(DATASET RECORDS Opens)
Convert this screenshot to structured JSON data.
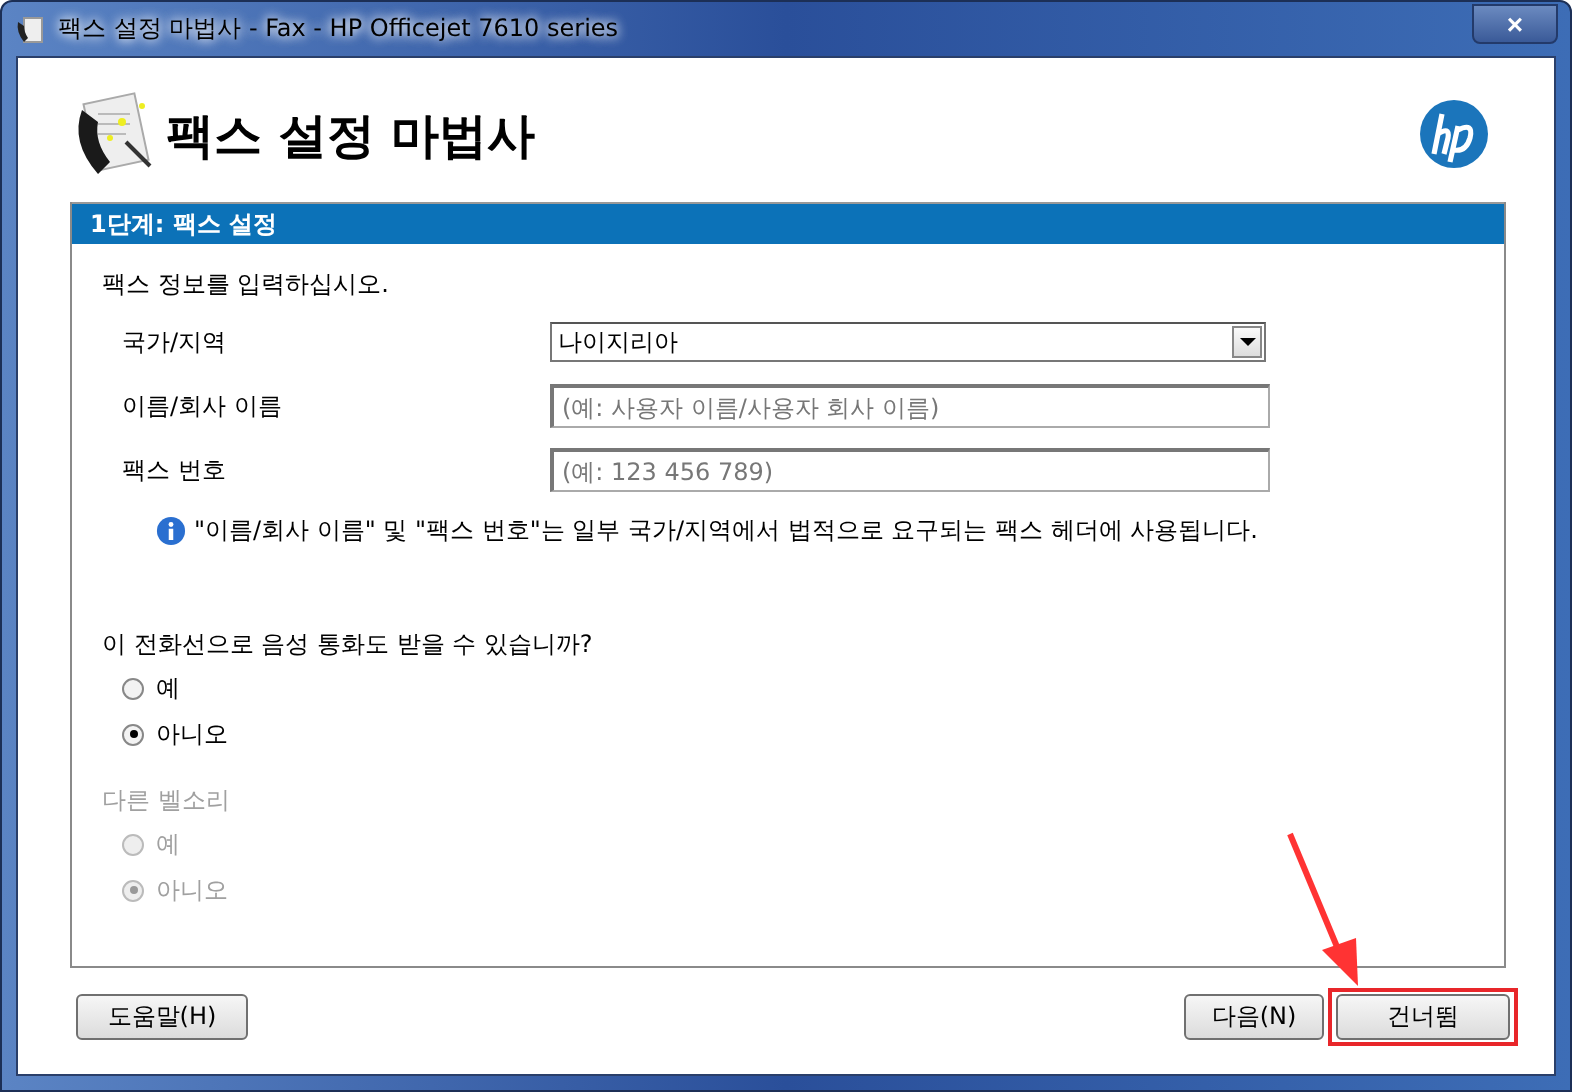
{
  "window": {
    "title": "팩스 설정 마법사 - Fax - HP Officejet 7610 series",
    "close": "×"
  },
  "header": {
    "title": "팩스 설정 마법사"
  },
  "step": {
    "title": "1단계: 팩스 설정"
  },
  "intro": "팩스 정보를 입력하십시오.",
  "fields": [
    {
      "kind": "select",
      "label": "국가/지역",
      "value": "나이지리아"
    },
    {
      "kind": "text",
      "label": "이름/회사 이름",
      "placeholder": "(예: 사용자 이름/사용자 회사 이름)"
    },
    {
      "kind": "text",
      "label": "팩스 번호",
      "placeholder": "(예: 123 456 789)"
    }
  ],
  "info": "\"이름/회사 이름\" 및 \"팩스 번호\"는 일부 국가/지역에서 법적으로 요구되는 팩스 헤더에 사용됩니다.",
  "groups": [
    {
      "label": "이 전화선으로 음성 통화도 받을 수 있습니까?",
      "disabled": false,
      "options": [
        {
          "label": "예",
          "selected": false
        },
        {
          "label": "아니오",
          "selected": true
        }
      ]
    },
    {
      "label": "다른 벨소리",
      "disabled": true,
      "options": [
        {
          "label": "예",
          "selected": false
        },
        {
          "label": "아니오",
          "selected": true
        }
      ]
    }
  ],
  "buttons_left": [
    {
      "label": "도움말(H)",
      "highlighted": false
    }
  ],
  "buttons_right": [
    {
      "label": "다음(N)",
      "highlighted": false
    },
    {
      "label": "건너뜀",
      "highlighted": true
    }
  ]
}
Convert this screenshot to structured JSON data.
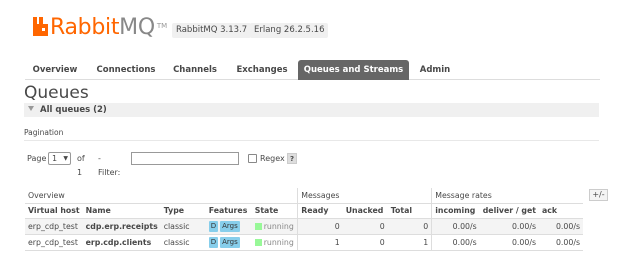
{
  "header": {
    "logo_rabbit": "Rabbit",
    "logo_mq": "MQ",
    "logo_tm": "TM",
    "rabbitmq_version": "RabbitMQ 3.13.7",
    "erlang_version": "Erlang 26.2.5.16",
    "brand_color": "#ff6600"
  },
  "tabs": [
    {
      "label": "Overview"
    },
    {
      "label": "Connections"
    },
    {
      "label": "Channels"
    },
    {
      "label": "Exchanges"
    },
    {
      "label": "Queues and Streams",
      "active": true
    },
    {
      "label": "Admin"
    }
  ],
  "page_title": "Queues",
  "section": {
    "title": "All queues (2)"
  },
  "pagination": {
    "title": "Pagination",
    "page_label": "Page",
    "page_value": "1",
    "of_label": "of 1",
    "filter_label": "- Filter:",
    "filter_value": "",
    "regex_label": "Regex",
    "help_label": "?"
  },
  "table": {
    "groups": [
      "Overview",
      "Messages",
      "Message rates"
    ],
    "toggle_label": "+/-",
    "columns": [
      "Virtual host",
      "Name",
      "Type",
      "Features",
      "State",
      "Ready",
      "Unacked",
      "Total",
      "incoming",
      "deliver / get",
      "ack"
    ],
    "rows": [
      {
        "vhost": "erp_cdp_test",
        "name": "cdp.erp.receipts",
        "type": "classic",
        "features": [
          "D",
          "Args"
        ],
        "state": "running",
        "ready": "0",
        "unacked": "0",
        "total": "0",
        "incoming": "0.00/s",
        "deliver_get": "0.00/s",
        "ack": "0.00/s"
      },
      {
        "vhost": "erp_cdp_test",
        "name": "erp.cdp.clients",
        "type": "classic",
        "features": [
          "D",
          "Args"
        ],
        "state": "running",
        "ready": "1",
        "unacked": "0",
        "total": "1",
        "incoming": "0.00/s",
        "deliver_get": "0.00/s",
        "ack": "0.00/s"
      }
    ]
  }
}
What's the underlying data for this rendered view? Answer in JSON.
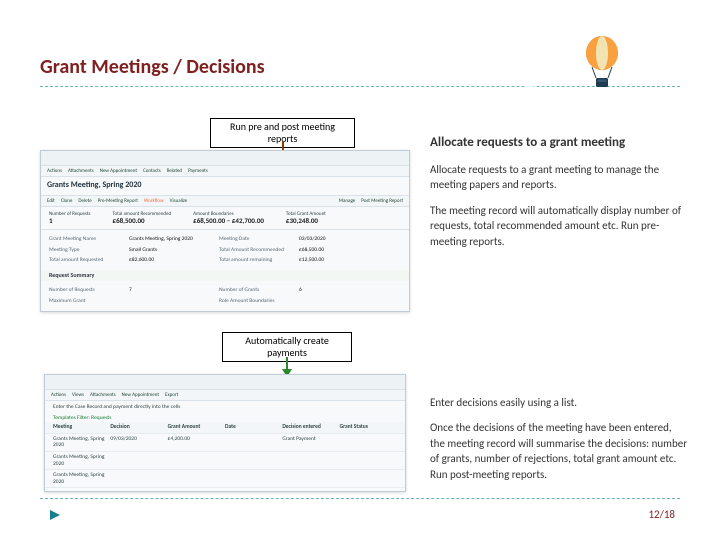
{
  "page": {
    "title": "Grant Meetings / Decisions",
    "footer_page": "12/18"
  },
  "callouts": {
    "top": "Run pre and post meeting reports",
    "mid": "Automatically create payments"
  },
  "right": {
    "heading": "Allocate requests to a grant meeting",
    "p1": "Allocate requests to a grant meeting to manage the meeting papers and reports.",
    "p2": "The meeting record will automatically display number of requests, total recommended amount etc. Run pre-meeting reports.",
    "p3": "Enter decisions easily using a list.",
    "p4": "Once the decisions of the meeting have been entered, the meeting record will summarise the decisions: number of grants, number of rejections, total grant amount etc. Run post-meeting reports."
  },
  "shot1": {
    "toolbar_items": [
      "Actions",
      "Attachments",
      "New Appointment",
      "Contacts",
      "Related",
      "Payments"
    ],
    "work_items_left": [
      "Edit",
      "Clone",
      "Delete",
      "Pre-Meeting Report",
      "Workflow",
      "Visualize"
    ],
    "work_items_right": [
      "Manage",
      "Post Meeting Report"
    ],
    "header": "Grants Meeting, Spring 2020",
    "summary_labels": [
      "Number of Requests",
      "Total amount Recommended",
      "Amount Boundaries",
      "Total Grant Amount"
    ],
    "summary_values": [
      "1",
      "£68,500.00",
      "£68,500.00 – £42,700.00",
      "£30,248.00"
    ],
    "fields": {
      "grant_meeting_name_lbl": "Grant Meeting Name",
      "grant_meeting_name_val": "Grants Meeting, Spring 2020",
      "meeting_date_lbl": "Meeting Date",
      "meeting_date_val": "03/03/2020",
      "meeting_type_lbl": "Meeting Type",
      "meeting_type_val": "Small Grants",
      "total_rec_lbl": "Total Amount Recommended",
      "total_rec_val": "£68,500.00",
      "total_req_lbl": "Total amount Requested",
      "total_req_val": "£82,600.00",
      "total_rem_lbl": "Total amount remaining",
      "total_rem_val": "£12,500.00",
      "section_label": "Request Summary",
      "num_requests_lbl": "Number of Requests",
      "num_requests_val": "7",
      "num_grants_lbl": "Number of Grants",
      "num_grants_val": "6",
      "max_grant_lbl": "Maximum Grant",
      "max_grant_val": "",
      "role_bdry_lbl": "Role Amount Boundaries",
      "role_bdry_val": ""
    }
  },
  "shot2": {
    "toolbar_items": [
      "Actions",
      "Views",
      "Attachments",
      "New Appointment",
      "Export"
    ],
    "subtitle": "Enter the Case Record and payment directly into the cells",
    "filter": "Templates Filter: Requests",
    "cols": [
      "Meeting",
      "Decision",
      "Grant Amount",
      "Date",
      "Decision entered",
      "Grant Status"
    ],
    "row1": [
      "Grants Meeting, Spring 2020",
      "09/03/2020",
      "£4,200.00",
      "",
      "Grant Payment",
      ""
    ],
    "row2": [
      "Grants Meeting, Spring 2020",
      "",
      "",
      "",
      "",
      ""
    ],
    "row3": [
      "Grants Meeting, Spring 2020",
      "",
      "",
      "",
      "",
      ""
    ]
  },
  "icons": {
    "footer_mark": "footer-accent-icon"
  }
}
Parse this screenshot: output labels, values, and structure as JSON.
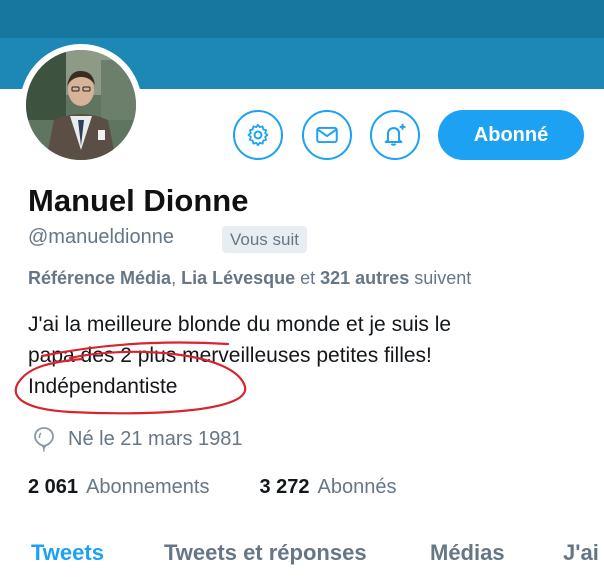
{
  "profile": {
    "name": "Manuel Dionne",
    "handle": "@manueldionne",
    "follows_you": "Vous suit",
    "follow_button": "Abonné"
  },
  "followed_by": {
    "user1": "Référence Média",
    "sep1": ", ",
    "user2": "Lia Lévesque",
    "sep2": " et ",
    "others": "321 autres",
    "suffix": " suivent"
  },
  "bio": {
    "lines": [
      "J'ai la meilleure blonde du monde et je suis le",
      "papa des 2 plus merveilleuses petites filles!",
      "Indépendantiste"
    ]
  },
  "birth": {
    "text": "Né le 21 mars 1981",
    "icon": "balloon-icon"
  },
  "stats": {
    "following_count": "2 061",
    "following_label": "Abonnements",
    "followers_count": "3 272",
    "followers_label": "Abonnés"
  },
  "tabs": [
    {
      "label": "Tweets",
      "active": true
    },
    {
      "label": "Tweets et réponses",
      "active": false
    },
    {
      "label": "Médias",
      "active": false
    },
    {
      "label": "J'ai",
      "active": false
    }
  ],
  "icons": {
    "settings": "gear-icon",
    "message": "envelope-icon",
    "notifications": "bell-plus-icon"
  },
  "colors": {
    "banner": "#1d87b5",
    "accent": "#1da1f2",
    "annotation": "#d9232e"
  }
}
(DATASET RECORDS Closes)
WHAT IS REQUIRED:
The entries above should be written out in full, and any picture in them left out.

PROBLEM SOLUTION:
Convert this screenshot to structured JSON data.
{
  "window": {
    "title": "팩스 설정 마법사 - Fax - HP Officejet 7610 series",
    "close": "×"
  },
  "header": {
    "title": "팩스 설정 마법사"
  },
  "step": {
    "title": "1단계: 팩스 설정"
  },
  "intro": "팩스 정보를 입력하십시오.",
  "fields": [
    {
      "kind": "select",
      "label": "국가/지역",
      "value": "나이지리아"
    },
    {
      "kind": "text",
      "label": "이름/회사 이름",
      "placeholder": "(예: 사용자 이름/사용자 회사 이름)"
    },
    {
      "kind": "text",
      "label": "팩스 번호",
      "placeholder": "(예: 123 456 789)"
    }
  ],
  "info": "\"이름/회사 이름\" 및 \"팩스 번호\"는 일부 국가/지역에서 법적으로 요구되는 팩스 헤더에 사용됩니다.",
  "groups": [
    {
      "label": "이 전화선으로 음성 통화도 받을 수 있습니까?",
      "disabled": false,
      "options": [
        {
          "label": "예",
          "selected": false
        },
        {
          "label": "아니오",
          "selected": true
        }
      ]
    },
    {
      "label": "다른 벨소리",
      "disabled": true,
      "options": [
        {
          "label": "예",
          "selected": false
        },
        {
          "label": "아니오",
          "selected": true
        }
      ]
    }
  ],
  "buttons_left": [
    {
      "label": "도움말(H)",
      "highlighted": false
    }
  ],
  "buttons_right": [
    {
      "label": "다음(N)",
      "highlighted": false
    },
    {
      "label": "건너뜀",
      "highlighted": true
    }
  ]
}
Convert this screenshot to structured JSON data.
{
  "header": {
    "logo_rabbit": "Rabbit",
    "logo_mq": "MQ",
    "logo_tm": "TM",
    "rabbitmq_version": "RabbitMQ 3.13.7",
    "erlang_version": "Erlang 26.2.5.16",
    "brand_color": "#ff6600"
  },
  "tabs": [
    {
      "label": "Overview"
    },
    {
      "label": "Connections"
    },
    {
      "label": "Channels"
    },
    {
      "label": "Exchanges"
    },
    {
      "label": "Queues and Streams",
      "active": true
    },
    {
      "label": "Admin"
    }
  ],
  "page_title": "Queues",
  "section": {
    "title": "All queues (2)"
  },
  "pagination": {
    "title": "Pagination",
    "page_label": "Page",
    "page_value": "1",
    "of_label": "of 1",
    "filter_label": "- Filter:",
    "filter_value": "",
    "regex_label": "Regex",
    "help_label": "?"
  },
  "table": {
    "groups": [
      "Overview",
      "Messages",
      "Message rates"
    ],
    "toggle_label": "+/-",
    "columns": [
      "Virtual host",
      "Name",
      "Type",
      "Features",
      "State",
      "Ready",
      "Unacked",
      "Total",
      "incoming",
      "deliver / get",
      "ack"
    ],
    "rows": [
      {
        "vhost": "erp_cdp_test",
        "name": "cdp.erp.receipts",
        "type": "classic",
        "features": [
          "D",
          "Args"
        ],
        "state": "running",
        "ready": "0",
        "unacked": "0",
        "total": "0",
        "incoming": "0.00/s",
        "deliver_get": "0.00/s",
        "ack": "0.00/s"
      },
      {
        "vhost": "erp_cdp_test",
        "name": "erp.cdp.clients",
        "type": "classic",
        "features": [
          "D",
          "Args"
        ],
        "state": "running",
        "ready": "1",
        "unacked": "0",
        "total": "1",
        "incoming": "0.00/s",
        "deliver_get": "0.00/s",
        "ack": "0.00/s"
      }
    ]
  }
}
What's the underlying data for this rendered view? Answer in JSON.
{
  "page": {
    "title": "Grant Meetings / Decisions",
    "footer_page": "12/18"
  },
  "callouts": {
    "top": "Run pre and post meeting reports",
    "mid": "Automatically create payments"
  },
  "right": {
    "heading": "Allocate requests to a grant meeting",
    "p1": "Allocate requests to a grant meeting to manage the meeting papers and reports.",
    "p2": "The meeting record will automatically display number of requests, total recommended amount etc. Run pre-meeting reports.",
    "p3": "Enter decisions easily using a list.",
    "p4": "Once the decisions of the meeting have been entered, the meeting record will summarise the decisions: number of grants, number of rejections, total grant amount etc. Run post-meeting reports."
  },
  "shot1": {
    "toolbar_items": [
      "Actions",
      "Attachments",
      "New Appointment",
      "Contacts",
      "Related",
      "Payments"
    ],
    "work_items_left": [
      "Edit",
      "Clone",
      "Delete",
      "Pre-Meeting Report",
      "Workflow",
      "Visualize"
    ],
    "work_items_right": [
      "Manage",
      "Post Meeting Report"
    ],
    "header": "Grants Meeting, Spring 2020",
    "summary_labels": [
      "Number of Requests",
      "Total amount Recommended",
      "Amount Boundaries",
      "Total Grant Amount"
    ],
    "summary_values": [
      "1",
      "£68,500.00",
      "£68,500.00 – £42,700.00",
      "£30,248.00"
    ],
    "fields": {
      "grant_meeting_name_lbl": "Grant Meeting Name",
      "grant_meeting_name_val": "Grants Meeting, Spring 2020",
      "meeting_date_lbl": "Meeting Date",
      "meeting_date_val": "03/03/2020",
      "meeting_type_lbl": "Meeting Type",
      "meeting_type_val": "Small Grants",
      "total_rec_lbl": "Total Amount Recommended",
      "total_rec_val": "£68,500.00",
      "total_req_lbl": "Total amount Requested",
      "total_req_val": "£82,600.00",
      "total_rem_lbl": "Total amount remaining",
      "total_rem_val": "£12,500.00",
      "section_label": "Request Summary",
      "num_requests_lbl": "Number of Requests",
      "num_requests_val": "7",
      "num_grants_lbl": "Number of Grants",
      "num_grants_val": "6",
      "max_grant_lbl": "Maximum Grant",
      "max_grant_val": "",
      "role_bdry_lbl": "Role Amount Boundaries",
      "role_bdry_val": ""
    }
  },
  "shot2": {
    "toolbar_items": [
      "Actions",
      "Views",
      "Attachments",
      "New Appointment",
      "Export"
    ],
    "subtitle": "Enter the Case Record and payment directly into the cells",
    "filter": "Templates Filter: Requests",
    "cols": [
      "Meeting",
      "Decision",
      "Grant Amount",
      "Date",
      "Decision entered",
      "Grant Status"
    ],
    "row1": [
      "Grants Meeting, Spring 2020",
      "09/03/2020",
      "£4,200.00",
      "",
      "Grant Payment",
      ""
    ],
    "row2": [
      "Grants Meeting, Spring 2020",
      "",
      "",
      "",
      "",
      ""
    ],
    "row3": [
      "Grants Meeting, Spring 2020",
      "",
      "",
      "",
      "",
      ""
    ]
  },
  "icons": {
    "footer_mark": "footer-accent-icon"
  }
}
Parse this screenshot: output labels, values, and structure as JSON.
{
  "profile": {
    "name": "Manuel Dionne",
    "handle": "@manueldionne",
    "follows_you": "Vous suit",
    "follow_button": "Abonné"
  },
  "followed_by": {
    "user1": "Référence Média",
    "sep1": ", ",
    "user2": "Lia Lévesque",
    "sep2": " et ",
    "others": "321 autres",
    "suffix": " suivent"
  },
  "bio": {
    "lines": [
      "J'ai la meilleure blonde du monde et je suis le",
      "papa des 2 plus merveilleuses petites filles!",
      "Indépendantiste"
    ]
  },
  "birth": {
    "text": "Né le 21 mars 1981",
    "icon": "balloon-icon"
  },
  "stats": {
    "following_count": "2 061",
    "following_label": "Abonnements",
    "followers_count": "3 272",
    "followers_label": "Abonnés"
  },
  "tabs": [
    {
      "label": "Tweets",
      "active": true
    },
    {
      "label": "Tweets et réponses",
      "active": false
    },
    {
      "label": "Médias",
      "active": false
    },
    {
      "label": "J'ai",
      "active": false
    }
  ],
  "icons": {
    "settings": "gear-icon",
    "message": "envelope-icon",
    "notifications": "bell-plus-icon"
  },
  "colors": {
    "banner": "#1d87b5",
    "accent": "#1da1f2",
    "annotation": "#d9232e"
  }
}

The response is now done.